  10. edge slide (g twice) for each edge loop to slide them against the form

  1. horizontal edge loops selected and beveled, loop slide option on, this smooths the curvature leading in and out the cross-section
  2. linked outside faces selected and deleted. selected one face from each side, ctrl+alt+shift+F to select the rest, X -> faces
  3. 5 loop cuts on both sides to break the perfect form with a bit of wrinkles. those cuts stop at a triangle for a reason
  4. after the cuts there’s an n-gon on each side, which are poked
  5. then the middle vertex is slid over the corner one, and merged with remove doubles (w -> remove doubles)
  6. every other loop moved up, added some creasing (shift+e). also refined the cross-section by moving loops in and added full creasing, also marked them as sharp (ctrl+E -> mark as sharp), which sharpens the shading on the edges and make it look more like one is under the other. Sharp edges are in effect with auto smooth option
  7. subdivision surface modifier with level 1 is added (ctrl+1), and smooth shading is enabled from the tool shelf
  8. result. forgot to enable auto smooth in object data properties with the angle of 80 which cleans the shading a bit
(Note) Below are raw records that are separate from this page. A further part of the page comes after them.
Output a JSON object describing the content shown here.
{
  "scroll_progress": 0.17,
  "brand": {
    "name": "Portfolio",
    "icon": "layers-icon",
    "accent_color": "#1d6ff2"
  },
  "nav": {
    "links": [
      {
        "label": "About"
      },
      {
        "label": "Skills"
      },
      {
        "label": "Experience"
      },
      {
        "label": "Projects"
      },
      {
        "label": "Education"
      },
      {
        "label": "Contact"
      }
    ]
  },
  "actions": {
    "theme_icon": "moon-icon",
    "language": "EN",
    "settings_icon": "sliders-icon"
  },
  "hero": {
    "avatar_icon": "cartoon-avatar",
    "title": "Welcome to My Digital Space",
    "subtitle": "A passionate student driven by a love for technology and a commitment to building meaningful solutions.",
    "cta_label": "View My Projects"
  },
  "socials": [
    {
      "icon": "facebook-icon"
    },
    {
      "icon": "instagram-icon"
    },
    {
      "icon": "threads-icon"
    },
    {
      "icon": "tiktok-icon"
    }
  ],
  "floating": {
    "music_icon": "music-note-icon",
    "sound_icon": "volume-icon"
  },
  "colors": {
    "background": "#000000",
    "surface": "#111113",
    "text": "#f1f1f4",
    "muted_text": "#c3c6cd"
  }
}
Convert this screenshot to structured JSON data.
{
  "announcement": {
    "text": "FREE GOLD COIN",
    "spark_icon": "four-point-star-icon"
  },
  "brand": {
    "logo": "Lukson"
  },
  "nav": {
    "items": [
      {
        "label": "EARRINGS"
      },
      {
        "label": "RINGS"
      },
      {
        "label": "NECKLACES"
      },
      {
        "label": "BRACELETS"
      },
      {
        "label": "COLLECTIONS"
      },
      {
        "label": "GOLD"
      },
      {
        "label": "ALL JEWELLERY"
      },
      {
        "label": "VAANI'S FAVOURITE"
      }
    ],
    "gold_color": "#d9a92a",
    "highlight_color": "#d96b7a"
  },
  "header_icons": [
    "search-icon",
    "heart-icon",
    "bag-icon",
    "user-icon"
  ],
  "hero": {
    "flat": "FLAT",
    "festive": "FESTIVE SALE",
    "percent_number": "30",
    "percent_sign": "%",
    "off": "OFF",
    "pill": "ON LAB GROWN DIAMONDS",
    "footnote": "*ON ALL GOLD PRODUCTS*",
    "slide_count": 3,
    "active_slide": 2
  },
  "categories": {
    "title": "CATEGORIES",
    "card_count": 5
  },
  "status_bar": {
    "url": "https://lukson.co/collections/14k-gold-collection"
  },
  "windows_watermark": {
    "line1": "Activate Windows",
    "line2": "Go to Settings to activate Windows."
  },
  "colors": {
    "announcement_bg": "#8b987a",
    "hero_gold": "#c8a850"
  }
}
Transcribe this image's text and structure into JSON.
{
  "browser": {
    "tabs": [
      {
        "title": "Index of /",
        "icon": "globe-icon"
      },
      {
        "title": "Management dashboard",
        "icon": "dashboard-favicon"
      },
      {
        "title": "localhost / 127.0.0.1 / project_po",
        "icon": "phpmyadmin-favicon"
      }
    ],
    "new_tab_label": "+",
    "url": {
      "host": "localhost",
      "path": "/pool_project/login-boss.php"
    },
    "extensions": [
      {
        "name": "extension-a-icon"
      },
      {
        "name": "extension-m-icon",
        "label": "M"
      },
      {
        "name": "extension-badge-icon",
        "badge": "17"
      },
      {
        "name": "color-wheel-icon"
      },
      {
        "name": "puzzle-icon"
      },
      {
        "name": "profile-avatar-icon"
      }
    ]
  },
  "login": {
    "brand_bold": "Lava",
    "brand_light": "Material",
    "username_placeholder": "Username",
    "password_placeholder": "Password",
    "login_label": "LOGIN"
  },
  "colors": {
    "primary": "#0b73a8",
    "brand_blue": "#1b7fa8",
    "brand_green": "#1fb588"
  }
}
twisted_mesh2_ja12.blend (157 KB)

Thank you for the entirety of your assistance. I agree that I could have provided more detail on my behalf, and should have (perhaps) done a bit more research beforehand (or asked other specific websites/forums).